“On neither the sun, nor death, can a man look fixedly,” 17th century French author François de La Rochefoucauld once said. Clearly, he hadn’t envisaged that people would later pay good money to stare at the skeletons in Paris’ catacombs.
In fairness, De La Rochefoucauld died long before the catacombs opened to the public in the early 1800s. They contain the remains of around six million people.
They fill the renovated tunnels beneath Place Denfert-Rochereau, in the 14th arrondissement. The idea came about when Le Cimetière des Innocents, near Saint-Eustache church by Les Halles, became overcrowded and the source of disease. The city decided to rebury its dead in quarries and mines on its outskirts.
For two years, from 1786, skeletons were transferred by cart at night to Place Denfert-Rochereau.
Originally, they were reburied in a haphazard fashion, but from 1810, they began to be stacked in the pattern we see now.
Unfortunately, I wasn’t actually able to see them during my recent visit to Paris. It was raining the morning we went, and the queue was ridiculously long, circling around the block. And it didn’t appear to be moving.

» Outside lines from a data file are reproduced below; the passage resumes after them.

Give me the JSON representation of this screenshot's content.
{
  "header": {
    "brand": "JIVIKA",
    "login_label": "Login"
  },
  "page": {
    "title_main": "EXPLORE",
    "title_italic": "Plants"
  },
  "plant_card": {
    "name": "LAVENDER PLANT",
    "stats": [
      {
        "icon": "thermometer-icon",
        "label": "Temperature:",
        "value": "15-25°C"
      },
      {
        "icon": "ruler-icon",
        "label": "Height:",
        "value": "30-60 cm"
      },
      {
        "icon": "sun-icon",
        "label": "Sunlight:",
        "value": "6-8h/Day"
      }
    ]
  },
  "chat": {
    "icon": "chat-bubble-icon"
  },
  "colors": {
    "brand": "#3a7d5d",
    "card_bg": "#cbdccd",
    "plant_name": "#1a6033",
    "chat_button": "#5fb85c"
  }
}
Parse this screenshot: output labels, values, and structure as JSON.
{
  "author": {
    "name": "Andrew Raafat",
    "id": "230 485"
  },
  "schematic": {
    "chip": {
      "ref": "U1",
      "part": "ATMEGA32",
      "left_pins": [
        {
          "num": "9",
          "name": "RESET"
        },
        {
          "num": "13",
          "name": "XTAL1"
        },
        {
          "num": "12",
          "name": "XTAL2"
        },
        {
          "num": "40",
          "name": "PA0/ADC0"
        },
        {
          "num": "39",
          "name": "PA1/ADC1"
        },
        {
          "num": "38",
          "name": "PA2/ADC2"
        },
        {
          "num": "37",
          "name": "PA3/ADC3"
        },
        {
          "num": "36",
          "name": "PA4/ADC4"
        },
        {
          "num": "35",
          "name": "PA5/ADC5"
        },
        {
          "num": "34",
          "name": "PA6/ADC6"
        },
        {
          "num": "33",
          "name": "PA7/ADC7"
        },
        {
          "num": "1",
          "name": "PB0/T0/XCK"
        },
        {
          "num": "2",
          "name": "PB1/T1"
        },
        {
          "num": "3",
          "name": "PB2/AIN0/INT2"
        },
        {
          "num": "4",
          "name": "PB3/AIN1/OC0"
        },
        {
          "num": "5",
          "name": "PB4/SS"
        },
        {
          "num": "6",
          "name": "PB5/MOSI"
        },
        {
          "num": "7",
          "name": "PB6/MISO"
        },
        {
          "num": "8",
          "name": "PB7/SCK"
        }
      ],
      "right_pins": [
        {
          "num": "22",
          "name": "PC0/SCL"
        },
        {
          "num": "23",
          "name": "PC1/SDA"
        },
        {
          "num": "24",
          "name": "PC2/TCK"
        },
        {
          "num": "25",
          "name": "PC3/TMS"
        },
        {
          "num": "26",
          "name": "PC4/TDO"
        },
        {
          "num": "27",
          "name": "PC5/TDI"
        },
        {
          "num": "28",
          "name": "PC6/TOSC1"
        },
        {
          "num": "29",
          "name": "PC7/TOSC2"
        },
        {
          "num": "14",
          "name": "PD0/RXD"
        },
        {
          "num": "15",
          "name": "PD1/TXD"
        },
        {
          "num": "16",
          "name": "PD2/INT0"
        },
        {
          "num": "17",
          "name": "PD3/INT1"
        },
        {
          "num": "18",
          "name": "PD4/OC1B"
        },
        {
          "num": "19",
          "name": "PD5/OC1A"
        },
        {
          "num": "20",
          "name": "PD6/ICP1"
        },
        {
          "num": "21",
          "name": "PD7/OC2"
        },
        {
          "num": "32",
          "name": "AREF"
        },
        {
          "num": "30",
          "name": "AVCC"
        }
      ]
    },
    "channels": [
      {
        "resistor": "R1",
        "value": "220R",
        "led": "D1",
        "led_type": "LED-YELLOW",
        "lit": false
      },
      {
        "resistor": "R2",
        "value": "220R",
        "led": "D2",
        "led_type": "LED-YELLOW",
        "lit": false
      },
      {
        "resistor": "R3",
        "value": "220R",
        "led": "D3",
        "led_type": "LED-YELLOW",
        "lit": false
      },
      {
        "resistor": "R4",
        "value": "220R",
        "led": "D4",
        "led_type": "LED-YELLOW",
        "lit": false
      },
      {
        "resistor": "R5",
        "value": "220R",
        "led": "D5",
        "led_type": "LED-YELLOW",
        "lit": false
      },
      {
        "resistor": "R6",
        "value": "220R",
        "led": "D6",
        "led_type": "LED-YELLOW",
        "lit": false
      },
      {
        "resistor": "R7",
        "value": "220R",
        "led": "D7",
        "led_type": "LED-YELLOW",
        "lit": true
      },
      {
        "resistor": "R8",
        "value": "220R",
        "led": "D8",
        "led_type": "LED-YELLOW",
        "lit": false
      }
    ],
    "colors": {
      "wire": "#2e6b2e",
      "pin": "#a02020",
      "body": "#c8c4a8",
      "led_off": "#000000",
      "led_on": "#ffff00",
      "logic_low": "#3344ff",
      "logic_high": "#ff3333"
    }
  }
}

It’s a morbid treat I’ll have to save until the next time.